_Problem requirements_
Return each entry exactly, omitting nothing.

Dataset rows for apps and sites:
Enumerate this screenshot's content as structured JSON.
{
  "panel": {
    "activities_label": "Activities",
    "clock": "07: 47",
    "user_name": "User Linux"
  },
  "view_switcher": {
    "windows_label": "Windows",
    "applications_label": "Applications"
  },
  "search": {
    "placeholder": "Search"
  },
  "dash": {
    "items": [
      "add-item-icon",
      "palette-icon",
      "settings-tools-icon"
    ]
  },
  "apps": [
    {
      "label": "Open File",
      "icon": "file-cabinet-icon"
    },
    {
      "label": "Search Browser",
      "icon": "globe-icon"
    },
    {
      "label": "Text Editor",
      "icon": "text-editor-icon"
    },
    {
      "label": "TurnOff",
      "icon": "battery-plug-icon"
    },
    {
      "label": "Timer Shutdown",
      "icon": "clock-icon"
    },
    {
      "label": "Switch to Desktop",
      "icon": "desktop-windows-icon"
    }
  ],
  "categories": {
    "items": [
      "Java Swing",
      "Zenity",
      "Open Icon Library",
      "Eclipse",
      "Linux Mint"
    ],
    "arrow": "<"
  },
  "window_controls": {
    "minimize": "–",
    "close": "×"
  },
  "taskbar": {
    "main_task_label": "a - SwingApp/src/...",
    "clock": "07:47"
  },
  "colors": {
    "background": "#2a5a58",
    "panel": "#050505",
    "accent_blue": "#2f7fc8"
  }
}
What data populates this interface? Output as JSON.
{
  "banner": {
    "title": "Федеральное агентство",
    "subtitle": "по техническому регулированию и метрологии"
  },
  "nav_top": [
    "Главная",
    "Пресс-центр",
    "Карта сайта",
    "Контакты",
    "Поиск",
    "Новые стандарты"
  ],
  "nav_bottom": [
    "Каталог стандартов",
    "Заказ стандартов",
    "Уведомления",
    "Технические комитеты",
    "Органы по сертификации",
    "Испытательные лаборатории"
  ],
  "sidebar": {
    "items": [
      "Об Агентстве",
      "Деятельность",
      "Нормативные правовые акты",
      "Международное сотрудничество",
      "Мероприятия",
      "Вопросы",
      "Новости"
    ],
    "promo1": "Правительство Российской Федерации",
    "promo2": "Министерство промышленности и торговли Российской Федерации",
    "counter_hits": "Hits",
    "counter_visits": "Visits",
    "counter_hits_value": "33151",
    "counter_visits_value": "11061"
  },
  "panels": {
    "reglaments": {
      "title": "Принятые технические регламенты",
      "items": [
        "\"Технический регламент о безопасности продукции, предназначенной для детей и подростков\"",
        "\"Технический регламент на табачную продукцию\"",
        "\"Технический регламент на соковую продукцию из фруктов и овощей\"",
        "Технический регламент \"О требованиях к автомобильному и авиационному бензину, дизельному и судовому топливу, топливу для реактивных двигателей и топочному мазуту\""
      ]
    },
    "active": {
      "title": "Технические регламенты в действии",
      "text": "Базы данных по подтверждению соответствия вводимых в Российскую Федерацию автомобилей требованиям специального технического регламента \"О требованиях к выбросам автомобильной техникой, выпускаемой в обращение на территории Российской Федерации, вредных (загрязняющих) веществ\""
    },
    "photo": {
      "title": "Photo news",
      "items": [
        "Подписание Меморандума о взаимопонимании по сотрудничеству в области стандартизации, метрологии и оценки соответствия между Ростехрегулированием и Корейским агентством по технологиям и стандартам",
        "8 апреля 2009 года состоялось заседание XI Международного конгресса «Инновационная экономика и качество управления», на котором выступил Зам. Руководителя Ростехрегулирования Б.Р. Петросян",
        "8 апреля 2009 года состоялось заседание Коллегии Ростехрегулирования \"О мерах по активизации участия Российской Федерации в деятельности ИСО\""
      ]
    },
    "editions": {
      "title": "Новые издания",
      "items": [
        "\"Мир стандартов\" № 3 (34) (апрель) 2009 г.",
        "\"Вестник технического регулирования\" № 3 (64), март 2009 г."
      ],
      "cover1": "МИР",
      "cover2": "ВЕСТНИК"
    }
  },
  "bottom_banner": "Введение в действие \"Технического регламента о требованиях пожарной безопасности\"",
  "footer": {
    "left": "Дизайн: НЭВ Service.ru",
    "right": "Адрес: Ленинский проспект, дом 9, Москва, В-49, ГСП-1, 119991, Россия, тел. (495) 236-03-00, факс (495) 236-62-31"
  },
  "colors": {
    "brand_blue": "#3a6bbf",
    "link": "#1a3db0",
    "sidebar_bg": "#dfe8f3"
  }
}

_Reply to the task_
Enumerate this screenshot's content as structured JSON.
{
  "panel": {
    "activities_label": "Activities",
    "clock": "07: 47",
    "user_name": "User Linux"
  },
  "view_switcher": {
    "windows_label": "Windows",
    "applications_label": "Applications"
  },
  "search": {
    "placeholder": "Search"
  },
  "dash": {
    "items": [
      "add-item-icon",
      "palette-icon",
      "settings-tools-icon"
    ]
  },
  "apps": [
    {
      "label": "Open File",
      "icon": "file-cabinet-icon"
    },
    {
      "label": "Search Browser",
      "icon": "globe-icon"
    },
    {
      "label": "Text Editor",
      "icon": "text-editor-icon"
    },
    {
      "label": "TurnOff",
      "icon": "battery-plug-icon"
    },
    {
      "label": "Timer Shutdown",
      "icon": "clock-icon"
    },
    {
      "label": "Switch to Desktop",
      "icon": "desktop-windows-icon"
    }
  ],
  "categories": {
    "items": [
      "Java Swing",
      "Zenity",
      "Open Icon Library",
      "Eclipse",
      "Linux Mint"
    ],
    "arrow": "<"
  },
  "window_controls": {
    "minimize": "–",
    "close": "×"
  },
  "taskbar": {
    "main_task_label": "a - SwingApp/src/...",
    "clock": "07:47"
  },
  "colors": {
    "background": "#2a5a58",
    "panel": "#050505",
    "accent_blue": "#2f7fc8"
  }
}
What data populates this interface? Output as JSON.
{
  "banner": {
    "title": "Федеральное агентство",
    "subtitle": "по техническому регулированию и метрологии"
  },
  "nav_top": [
    "Главная",
    "Пресс-центр",
    "Карта сайта",
    "Контакты",
    "Поиск",
    "Новые стандарты"
  ],
  "nav_bottom": [
    "Каталог стандартов",
    "Заказ стандартов",
    "Уведомления",
    "Технические комитеты",
    "Органы по сертификации",
    "Испытательные лаборатории"
  ],
  "sidebar": {
    "items": [
      "Об Агентстве",
      "Деятельность",
      "Нормативные правовые акты",
      "Международное сотрудничество",
      "Мероприятия",
      "Вопросы",
      "Новости"
    ],
    "promo1": "Правительство Российской Федерации",
    "promo2": "Министерство промышленности и торговли Российской Федерации",
    "counter_hits": "Hits",
    "counter_visits": "Visits",
    "counter_hits_value": "33151",
    "counter_visits_value": "11061"
  },
  "panels": {
    "reglaments": {
      "title": "Принятые технические регламенты",
      "items": [
        "\"Технический регламент о безопасности продукции, предназначенной для детей и подростков\"",
        "\"Технический регламент на табачную продукцию\"",
        "\"Технический регламент на соковую продукцию из фруктов и овощей\"",
        "Технический регламент \"О требованиях к автомобильному и авиационному бензину, дизельному и судовому топливу, топливу для реактивных двигателей и топочному мазуту\""
      ]
    },
    "active": {
      "title": "Технические регламенты в действии",
      "text": "Базы данных по подтверждению соответствия вводимых в Российскую Федерацию автомобилей требованиям специального технического регламента \"О требованиях к выбросам автомобильной техникой, выпускаемой в обращение на территории Российской Федерации, вредных (загрязняющих) веществ\""
    },
    "photo": {
      "title": "Photo news",
      "items": [
        "Подписание Меморандума о взаимопонимании по сотрудничеству в области стандартизации, метрологии и оценки соответствия между Ростехрегулированием и Корейским агентством по технологиям и стандартам",
        "8 апреля 2009 года состоялось заседание XI Международного конгресса «Инновационная экономика и качество управления», на котором выступил Зам. Руководителя Ростехрегулирования Б.Р. Петросян",
        "8 апреля 2009 года состоялось заседание Коллегии Ростехрегулирования \"О мерах по активизации участия Российской Федерации в деятельности ИСО\""
      ]
    },
    "editions": {
      "title": "Новые издания",
      "items": [
        "\"Мир стандартов\" № 3 (34) (апрель) 2009 г.",
        "\"Вестник технического регулирования\" № 3 (64), март 2009 г."
      ],
      "cover1": "МИР",
      "cover2": "ВЕСТНИК"
    }
  },
  "bottom_banner": "Введение в действие \"Технического регламента о требованиях пожарной безопасности\"",
  "footer": {
    "left": "Дизайн: НЭВ Service.ru",
    "right": "Адрес: Ленинский проспект, дом 9, Москва, В-49, ГСП-1, 119991, Россия, тел. (495) 236-03-00, факс (495) 236-62-31"
  },
  "colors": {
    "brand_blue": "#3a6bbf",
    "link": "#1a3db0",
    "sidebar_bg": "#dfe8f3"
  }
}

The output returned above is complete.